= WORK REQUIRED =
If a record holds a picture, drop the picture and return the rest of the record word for word.

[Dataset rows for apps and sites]
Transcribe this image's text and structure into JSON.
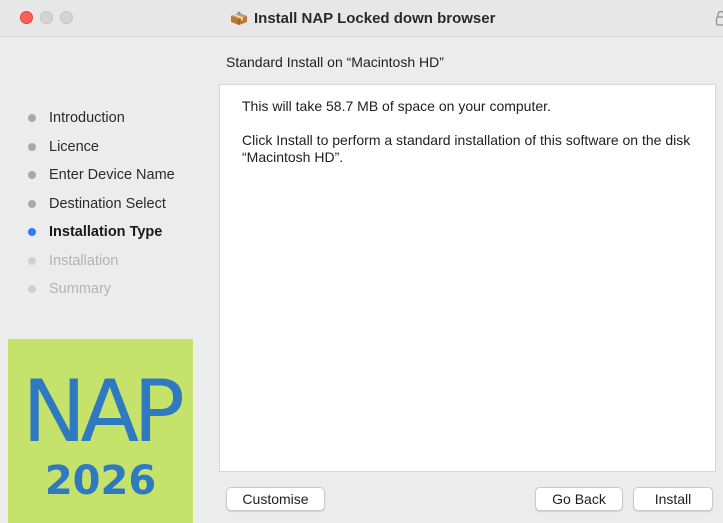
{
  "window": {
    "title": "Install NAP Locked down browser"
  },
  "subtitle": "Standard Install on “Macintosh HD”",
  "steps": [
    {
      "label": "Introduction",
      "state": "done"
    },
    {
      "label": "Licence",
      "state": "done"
    },
    {
      "label": "Enter Device Name",
      "state": "done"
    },
    {
      "label": "Destination Select",
      "state": "done"
    },
    {
      "label": "Installation Type",
      "state": "current"
    },
    {
      "label": "Installation",
      "state": "future"
    },
    {
      "label": "Summary",
      "state": "future"
    }
  ],
  "logo": {
    "text": "NAP",
    "year": "2026"
  },
  "content": {
    "line1": "This will take 58.7 MB of space on your computer.",
    "line2": "Click Install to perform a standard installation of this software on the disk “Macintosh HD”."
  },
  "buttons": {
    "customise": "Customise",
    "go_back": "Go Back",
    "install": "Install"
  },
  "colors": {
    "close": "#ff5f57",
    "current_step": "#2f7bf6",
    "logo_bg": "#c5e26b",
    "logo_text": "#2f79c1"
  },
  "icons": {
    "title_icon": "package-icon",
    "title_right": "lock-icon"
  }
}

= TASK RESPONSE =
Transcribe this image's text and structure into JSON.
{
  "window": {
    "title": "Install NAP Locked down browser"
  },
  "subtitle": "Standard Install on “Macintosh HD”",
  "steps": [
    {
      "label": "Introduction",
      "state": "done"
    },
    {
      "label": "Licence",
      "state": "done"
    },
    {
      "label": "Enter Device Name",
      "state": "done"
    },
    {
      "label": "Destination Select",
      "state": "done"
    },
    {
      "label": "Installation Type",
      "state": "current"
    },
    {
      "label": "Installation",
      "state": "future"
    },
    {
      "label": "Summary",
      "state": "future"
    }
  ],
  "logo": {
    "text": "NAP",
    "year": "2026"
  },
  "content": {
    "line1": "This will take 58.7 MB of space on your computer.",
    "line2": "Click Install to perform a standard installation of this software on the disk “Macintosh HD”."
  },
  "buttons": {
    "customise": "Customise",
    "go_back": "Go Back",
    "install": "Install"
  },
  "colors": {
    "close": "#ff5f57",
    "current_step": "#2f7bf6",
    "logo_bg": "#c5e26b",
    "logo_text": "#2f79c1"
  },
  "icons": {
    "title_icon": "package-icon",
    "title_right": "lock-icon"
  }
}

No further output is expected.